Just four years ago the Conservatives persuaded us to believe that they were the only party capable of running our economy; they were the only ones with the financial understanding and experience to steer our country through the difficult times we found ourselves in after the financial services/banks had almost bankrupt us. Now, with one year to go before the next election, their actions have done nothing but to set us back both financially and as a society.
Their total commitment to all-out austerity measures and ‘savings’ instead of some obvious and common-sense investment in infrastructure, has increased unemployment – especially amongst the under 30s; increased job insecurity; widened our trade deficit; not reduced the country’s debt by anything near the amount they said they would; and, through political dogma, have laid the building blocks to kill off our National Health Service. Even the few straws of good news are probably the result of the faster, and bigger, market growth in the rest of the world especially the US and China where austerity measures come some way after a number of
This Government has consistently played the privatisation card when awarding contracts within public services with the resulting loss and writing off of many, many millions of pounds. Can anybody tell me of a private organisation successfully running a public service? (Other than to the advantage of their shareholders of course).
Think about the Olympics, the tagging of prisoners, and the out-of-hours doctor services and many others before you answer.
I think of all the damage caused to individuals and families by many of the very nasty cuts made by this Government to the social support budgets. I am particularly thinking of the bedroom tax and the changes to claiming incapacity allowance.
Whilst there are many other examples of the nasty face of this Government, these two brought untold despair to working families, and those trying very hard to lead as normal and useful a life as possible, even when suffering from a disability. Still, it’s better than taxing the millionaires, or preventing big city bonuses being paid to people who were very much ‘in charge’ when the financial world fell in on us. Isn’t it?

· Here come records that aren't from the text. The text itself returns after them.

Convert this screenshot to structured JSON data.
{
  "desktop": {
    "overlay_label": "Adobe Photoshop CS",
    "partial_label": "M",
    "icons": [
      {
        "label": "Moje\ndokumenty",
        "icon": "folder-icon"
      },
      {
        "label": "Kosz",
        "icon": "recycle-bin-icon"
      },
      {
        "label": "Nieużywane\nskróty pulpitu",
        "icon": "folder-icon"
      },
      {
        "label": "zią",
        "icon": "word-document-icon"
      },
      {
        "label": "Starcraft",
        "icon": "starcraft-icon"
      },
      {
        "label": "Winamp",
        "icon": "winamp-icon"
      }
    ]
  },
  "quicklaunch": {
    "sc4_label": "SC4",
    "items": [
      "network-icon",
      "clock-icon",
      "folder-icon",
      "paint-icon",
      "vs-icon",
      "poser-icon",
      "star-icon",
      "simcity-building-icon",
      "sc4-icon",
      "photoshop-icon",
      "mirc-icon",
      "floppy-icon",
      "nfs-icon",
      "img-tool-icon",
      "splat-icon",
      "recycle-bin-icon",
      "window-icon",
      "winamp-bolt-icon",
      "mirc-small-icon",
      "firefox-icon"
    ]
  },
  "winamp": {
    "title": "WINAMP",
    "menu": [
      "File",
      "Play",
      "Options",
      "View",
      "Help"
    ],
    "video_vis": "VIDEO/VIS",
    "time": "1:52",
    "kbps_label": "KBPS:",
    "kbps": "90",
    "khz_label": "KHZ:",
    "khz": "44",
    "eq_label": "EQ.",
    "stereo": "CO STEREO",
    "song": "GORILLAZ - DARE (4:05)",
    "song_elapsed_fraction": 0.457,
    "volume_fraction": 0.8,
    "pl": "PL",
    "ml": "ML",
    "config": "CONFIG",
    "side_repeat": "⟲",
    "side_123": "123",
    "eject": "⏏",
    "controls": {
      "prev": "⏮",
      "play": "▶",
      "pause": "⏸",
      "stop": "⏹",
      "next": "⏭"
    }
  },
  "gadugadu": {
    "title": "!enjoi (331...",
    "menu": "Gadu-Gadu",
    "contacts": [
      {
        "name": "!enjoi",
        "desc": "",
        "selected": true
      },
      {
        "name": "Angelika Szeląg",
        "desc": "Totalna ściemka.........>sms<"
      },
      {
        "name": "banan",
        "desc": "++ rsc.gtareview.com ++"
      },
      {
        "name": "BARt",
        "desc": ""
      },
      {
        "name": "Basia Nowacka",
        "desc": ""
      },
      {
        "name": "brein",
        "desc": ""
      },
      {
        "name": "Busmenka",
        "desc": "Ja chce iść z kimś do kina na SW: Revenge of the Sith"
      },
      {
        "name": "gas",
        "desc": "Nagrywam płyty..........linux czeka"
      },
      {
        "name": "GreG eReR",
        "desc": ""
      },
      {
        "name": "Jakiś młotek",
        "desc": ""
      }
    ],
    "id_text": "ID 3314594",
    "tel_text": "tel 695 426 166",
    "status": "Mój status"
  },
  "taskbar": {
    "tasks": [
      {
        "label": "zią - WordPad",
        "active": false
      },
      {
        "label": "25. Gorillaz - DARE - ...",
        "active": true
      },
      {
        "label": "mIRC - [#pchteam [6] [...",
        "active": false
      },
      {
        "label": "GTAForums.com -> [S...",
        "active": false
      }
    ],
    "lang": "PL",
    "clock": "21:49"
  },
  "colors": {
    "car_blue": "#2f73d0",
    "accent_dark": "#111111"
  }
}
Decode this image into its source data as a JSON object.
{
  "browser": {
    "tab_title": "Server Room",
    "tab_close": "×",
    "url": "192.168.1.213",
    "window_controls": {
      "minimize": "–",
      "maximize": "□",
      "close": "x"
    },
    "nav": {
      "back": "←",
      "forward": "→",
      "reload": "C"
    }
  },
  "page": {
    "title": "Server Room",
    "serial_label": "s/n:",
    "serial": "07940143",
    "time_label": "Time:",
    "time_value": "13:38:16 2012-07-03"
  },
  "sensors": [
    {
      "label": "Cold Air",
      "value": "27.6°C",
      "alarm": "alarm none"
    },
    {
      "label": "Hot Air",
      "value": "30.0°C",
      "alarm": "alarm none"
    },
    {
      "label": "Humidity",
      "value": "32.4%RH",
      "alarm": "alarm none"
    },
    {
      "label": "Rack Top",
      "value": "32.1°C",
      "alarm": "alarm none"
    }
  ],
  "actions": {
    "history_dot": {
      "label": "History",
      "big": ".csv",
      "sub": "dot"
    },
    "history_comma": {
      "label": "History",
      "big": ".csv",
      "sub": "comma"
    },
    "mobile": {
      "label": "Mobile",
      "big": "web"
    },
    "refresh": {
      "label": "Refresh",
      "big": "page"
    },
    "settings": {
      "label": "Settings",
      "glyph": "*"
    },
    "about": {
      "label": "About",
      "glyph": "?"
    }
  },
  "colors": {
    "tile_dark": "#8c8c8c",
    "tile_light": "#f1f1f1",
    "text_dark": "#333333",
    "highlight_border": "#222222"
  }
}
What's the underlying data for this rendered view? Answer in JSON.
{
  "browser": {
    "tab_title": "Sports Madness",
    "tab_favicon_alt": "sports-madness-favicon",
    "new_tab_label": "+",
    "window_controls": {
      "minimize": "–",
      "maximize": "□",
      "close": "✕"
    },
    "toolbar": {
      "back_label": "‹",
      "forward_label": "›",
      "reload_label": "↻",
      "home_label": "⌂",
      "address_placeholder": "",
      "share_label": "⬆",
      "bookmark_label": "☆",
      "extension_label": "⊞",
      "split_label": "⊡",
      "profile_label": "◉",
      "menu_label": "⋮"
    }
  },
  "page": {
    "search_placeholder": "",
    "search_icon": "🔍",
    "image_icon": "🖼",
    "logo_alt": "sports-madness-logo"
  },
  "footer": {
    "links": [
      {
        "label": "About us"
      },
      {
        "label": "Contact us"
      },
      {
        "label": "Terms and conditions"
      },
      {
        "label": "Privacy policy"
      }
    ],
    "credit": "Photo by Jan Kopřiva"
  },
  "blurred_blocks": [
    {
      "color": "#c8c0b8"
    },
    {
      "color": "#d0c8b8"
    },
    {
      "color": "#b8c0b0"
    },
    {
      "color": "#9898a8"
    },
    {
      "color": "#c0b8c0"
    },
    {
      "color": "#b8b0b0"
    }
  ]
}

If this Government attempts to make the same “The economy is safe with us” argument in 12 months’ time, they will have to start off by saying how sorry they are for the mess they have caused this time.